So, they came down to the last day to cut a deal. The best information on it right now is on The Telegraph’s live blog for February 20.
Greece appears to have settled for the same deal they walked away from on Monday. That deal didn’t cut them much of a break, but gave them 4 months of leeway in which to settle the situation. All this for a one page statement of generalities, like this one:
The Greek authorities commit to refrain from any rollback of measures and unilateral changes to the policies and structural reforms that would negatively impact fiscal targets, economic recovery or financial stability, as assessed by the institutions. [emphasis original]
Syriza’s campaign commitment was to not refrain from a unilateral rollback of structural reforms (put in place by the previous government). How do they spin this: we lied all through the autumn to get elected? we lied to the Eurozone this week? we’re not lying, but the Germans are being really mean to us?
My take on this is that the problems with Greek society are deeper than that, and the capability of governments to solve problems is less than people tend to imagine.

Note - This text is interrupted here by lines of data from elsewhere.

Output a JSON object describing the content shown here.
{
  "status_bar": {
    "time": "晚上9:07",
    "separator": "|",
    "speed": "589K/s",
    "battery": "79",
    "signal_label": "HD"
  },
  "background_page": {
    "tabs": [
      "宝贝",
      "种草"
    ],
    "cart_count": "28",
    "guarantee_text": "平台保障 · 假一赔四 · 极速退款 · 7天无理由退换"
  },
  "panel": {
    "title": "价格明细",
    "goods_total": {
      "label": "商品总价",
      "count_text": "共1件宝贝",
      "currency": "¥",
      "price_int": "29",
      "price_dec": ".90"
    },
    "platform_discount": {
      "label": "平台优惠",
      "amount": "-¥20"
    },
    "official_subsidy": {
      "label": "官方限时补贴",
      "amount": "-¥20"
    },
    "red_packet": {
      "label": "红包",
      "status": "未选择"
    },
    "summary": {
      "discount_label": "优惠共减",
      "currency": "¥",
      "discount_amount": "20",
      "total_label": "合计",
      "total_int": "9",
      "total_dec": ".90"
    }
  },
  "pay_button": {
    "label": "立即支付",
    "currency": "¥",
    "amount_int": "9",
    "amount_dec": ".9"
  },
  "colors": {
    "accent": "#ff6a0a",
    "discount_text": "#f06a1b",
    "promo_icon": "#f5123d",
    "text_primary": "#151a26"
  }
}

So, watch the news in June because they’re going to do the same thing all over again.
There are two reasons they ended up doing this on Friday night.

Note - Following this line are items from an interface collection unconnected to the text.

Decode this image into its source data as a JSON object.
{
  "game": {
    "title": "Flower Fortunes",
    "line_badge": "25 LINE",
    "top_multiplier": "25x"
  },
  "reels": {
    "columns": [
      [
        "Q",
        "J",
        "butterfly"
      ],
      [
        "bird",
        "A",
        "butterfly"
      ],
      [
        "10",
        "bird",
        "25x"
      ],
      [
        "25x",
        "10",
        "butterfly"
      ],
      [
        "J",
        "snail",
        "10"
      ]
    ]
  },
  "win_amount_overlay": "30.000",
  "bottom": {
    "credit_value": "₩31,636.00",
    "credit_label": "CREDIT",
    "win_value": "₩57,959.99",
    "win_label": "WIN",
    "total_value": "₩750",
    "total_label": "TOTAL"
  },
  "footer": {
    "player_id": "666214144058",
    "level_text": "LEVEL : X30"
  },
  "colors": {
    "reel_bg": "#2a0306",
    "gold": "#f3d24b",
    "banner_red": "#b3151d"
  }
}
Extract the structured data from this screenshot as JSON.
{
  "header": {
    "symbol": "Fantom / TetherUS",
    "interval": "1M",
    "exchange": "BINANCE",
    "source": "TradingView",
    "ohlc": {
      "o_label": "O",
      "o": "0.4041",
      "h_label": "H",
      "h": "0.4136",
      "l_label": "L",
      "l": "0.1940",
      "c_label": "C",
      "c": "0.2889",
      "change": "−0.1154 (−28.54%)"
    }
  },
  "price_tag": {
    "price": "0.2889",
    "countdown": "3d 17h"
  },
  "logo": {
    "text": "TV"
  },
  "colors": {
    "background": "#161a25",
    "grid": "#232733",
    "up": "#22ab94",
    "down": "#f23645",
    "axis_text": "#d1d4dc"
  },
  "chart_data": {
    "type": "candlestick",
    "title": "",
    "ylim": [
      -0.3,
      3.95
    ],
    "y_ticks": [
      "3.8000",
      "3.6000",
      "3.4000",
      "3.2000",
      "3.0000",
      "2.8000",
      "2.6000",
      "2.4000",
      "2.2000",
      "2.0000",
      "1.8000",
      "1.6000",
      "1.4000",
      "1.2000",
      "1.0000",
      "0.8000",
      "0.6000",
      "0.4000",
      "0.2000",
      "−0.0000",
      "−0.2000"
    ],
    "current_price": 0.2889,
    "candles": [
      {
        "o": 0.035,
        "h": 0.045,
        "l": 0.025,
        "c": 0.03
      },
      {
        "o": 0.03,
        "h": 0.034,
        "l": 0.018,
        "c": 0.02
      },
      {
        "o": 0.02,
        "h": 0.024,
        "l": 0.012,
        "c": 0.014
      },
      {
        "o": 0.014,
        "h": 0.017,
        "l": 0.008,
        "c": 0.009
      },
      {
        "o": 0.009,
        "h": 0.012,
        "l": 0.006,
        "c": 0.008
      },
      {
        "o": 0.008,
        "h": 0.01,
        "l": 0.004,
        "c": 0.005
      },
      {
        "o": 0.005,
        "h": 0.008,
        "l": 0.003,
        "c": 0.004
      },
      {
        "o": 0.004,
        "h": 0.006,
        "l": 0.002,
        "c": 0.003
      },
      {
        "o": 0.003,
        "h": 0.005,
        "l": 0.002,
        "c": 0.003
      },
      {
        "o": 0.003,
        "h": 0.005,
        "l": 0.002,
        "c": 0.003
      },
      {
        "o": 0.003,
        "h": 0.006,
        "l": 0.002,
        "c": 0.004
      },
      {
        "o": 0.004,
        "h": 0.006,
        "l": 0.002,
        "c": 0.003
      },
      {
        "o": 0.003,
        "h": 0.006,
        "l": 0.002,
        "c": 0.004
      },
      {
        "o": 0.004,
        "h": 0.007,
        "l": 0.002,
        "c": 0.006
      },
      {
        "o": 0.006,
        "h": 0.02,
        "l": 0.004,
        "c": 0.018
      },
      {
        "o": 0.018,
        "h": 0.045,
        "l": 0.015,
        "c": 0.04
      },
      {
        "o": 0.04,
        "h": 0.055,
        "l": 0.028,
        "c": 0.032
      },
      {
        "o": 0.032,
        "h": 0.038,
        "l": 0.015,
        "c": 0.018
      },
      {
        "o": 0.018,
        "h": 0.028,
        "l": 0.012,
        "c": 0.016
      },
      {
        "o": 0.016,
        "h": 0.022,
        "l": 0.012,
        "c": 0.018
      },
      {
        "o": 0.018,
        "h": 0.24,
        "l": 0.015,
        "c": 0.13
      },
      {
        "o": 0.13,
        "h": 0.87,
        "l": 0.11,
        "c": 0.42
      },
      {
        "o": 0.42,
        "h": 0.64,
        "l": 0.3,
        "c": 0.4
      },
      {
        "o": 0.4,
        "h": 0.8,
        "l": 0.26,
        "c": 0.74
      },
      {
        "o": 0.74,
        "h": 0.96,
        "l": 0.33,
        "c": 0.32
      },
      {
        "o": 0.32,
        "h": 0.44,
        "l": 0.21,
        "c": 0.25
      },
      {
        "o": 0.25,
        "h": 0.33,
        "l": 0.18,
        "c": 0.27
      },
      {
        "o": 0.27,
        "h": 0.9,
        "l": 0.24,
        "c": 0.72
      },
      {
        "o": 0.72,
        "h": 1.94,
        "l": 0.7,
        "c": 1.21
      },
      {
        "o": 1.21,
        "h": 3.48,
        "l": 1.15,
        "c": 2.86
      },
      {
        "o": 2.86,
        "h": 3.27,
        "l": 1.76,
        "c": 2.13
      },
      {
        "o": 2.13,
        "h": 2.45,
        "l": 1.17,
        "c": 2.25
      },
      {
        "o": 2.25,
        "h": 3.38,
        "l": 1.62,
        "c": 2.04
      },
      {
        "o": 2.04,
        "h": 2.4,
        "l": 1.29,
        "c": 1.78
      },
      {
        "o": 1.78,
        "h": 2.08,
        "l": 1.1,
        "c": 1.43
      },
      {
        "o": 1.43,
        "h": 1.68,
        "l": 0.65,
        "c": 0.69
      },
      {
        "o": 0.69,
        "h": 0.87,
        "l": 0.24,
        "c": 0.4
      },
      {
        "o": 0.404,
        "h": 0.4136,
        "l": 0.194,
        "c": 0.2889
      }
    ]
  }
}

- The most common time to watch news on TV is 6 pm on weeknights (with ratings the lowest on Friday), and the press conference was at 8 pm. By doing this on Friday night, they’re hoping that the media circus will have died down a little by next week. This is pretty common in governments everywhere, but let’s be realistic: if you have to think that way about your policy announcements, they’re probably not popular ones.

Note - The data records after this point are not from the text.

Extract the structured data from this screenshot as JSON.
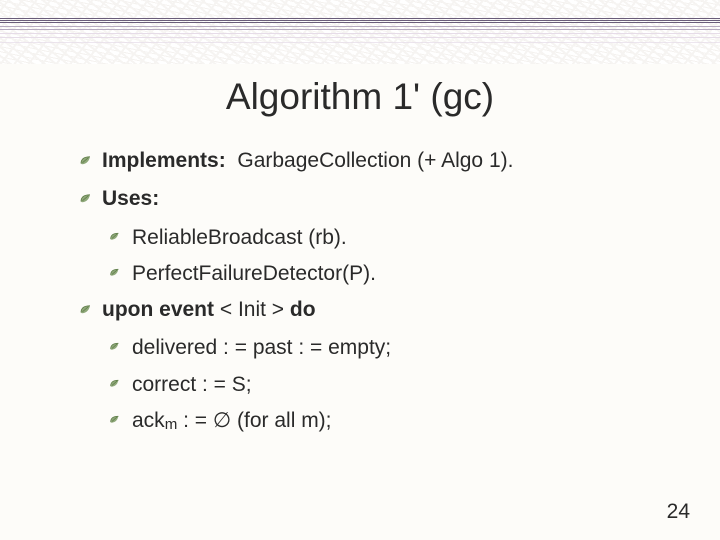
{
  "title": "Algorithm 1' (gc)",
  "lines": {
    "implements_label": "Implements:",
    "implements_value": "GarbageCollection (+ Algo 1).",
    "uses_label": "Uses:",
    "uses_items": [
      "ReliableBroadcast (rb).",
      "PerfectFailureDetector(P)."
    ],
    "upon_a": "upon event",
    "upon_mid": " < Init > ",
    "upon_b": "do",
    "body": [
      "delivered : = past : = empty;",
      "correct : = S;"
    ],
    "ack_pre": "ack",
    "ack_sub": "m",
    "ack_post": " : = ∅ (for all m);"
  },
  "page_number": "24"
}
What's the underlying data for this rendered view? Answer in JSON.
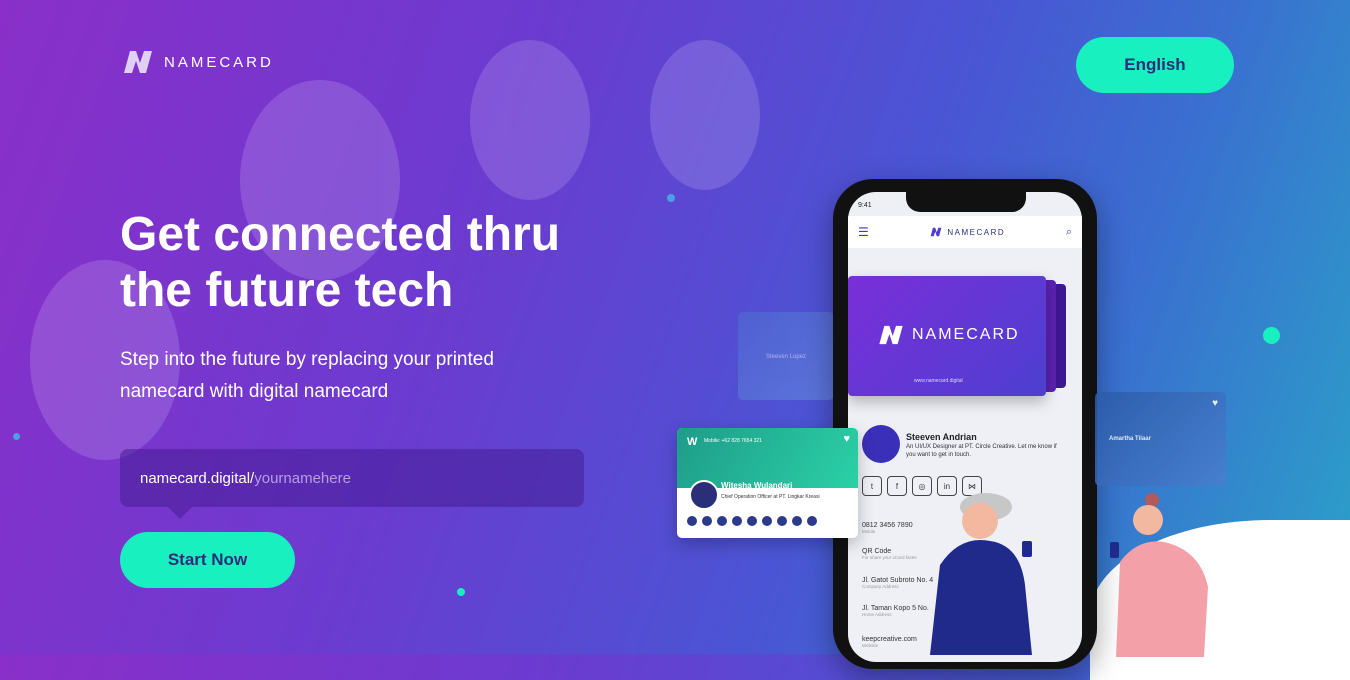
{
  "header": {
    "logo_text": "NAMECARD",
    "language_button": "English"
  },
  "hero": {
    "title": "Get connected thru the future tech",
    "subtitle": "Step into the future by replacing your printed namecard with digital namecard",
    "url_prefix": "namecard.digital/",
    "url_placeholder": "yournamehere",
    "cta": "Start Now"
  },
  "phone": {
    "time": "9:41",
    "app_logo": "NAMECARD",
    "card_brand": "NAMECARD",
    "card_url": "www.namecard.digital",
    "profile_name": "Steeven Andrian",
    "profile_desc": "An UI/UX Designer at PT. Circle Creative. Let me know if you want to get in touch.",
    "phone_number": "0812 3456 7890",
    "phone_label": "Mobile",
    "qr_label": "QR Code",
    "qr_desc": "For share your vCard faster",
    "address1": "Jl. Gatot Subroto No. 4",
    "address1_label": "Company Address",
    "address2": "Jl. Taman Kopo 5 No.",
    "address2_label": "Home Address",
    "website": "keepcreative.com",
    "website_label": "Website"
  },
  "floating_cards": {
    "green_mobile": "Mobile: +62 828 7654 321",
    "green_name": "Witesha Wulandari",
    "green_title": "Chief Operation Officer at PT. Lingkar Kreasi",
    "right_name": "Amartha Tilaar",
    "left_name": "Steeven Lopez"
  },
  "colors": {
    "accent": "#19f0c0",
    "button_text": "#2b2f7a"
  }
}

- Banks are closed on weekends (and ATMs have limited funds). And Monday is a holiday in Greece. So they have 3 days for the news to settle in, and for capital flight to slow down. The thing to watch for on Tuesday is how the banks in Greece look: are they open? are their lines? I do not think I’d put much stock in riots: those are pretty common in Greece, and they’ve weathered many of those over the last few years.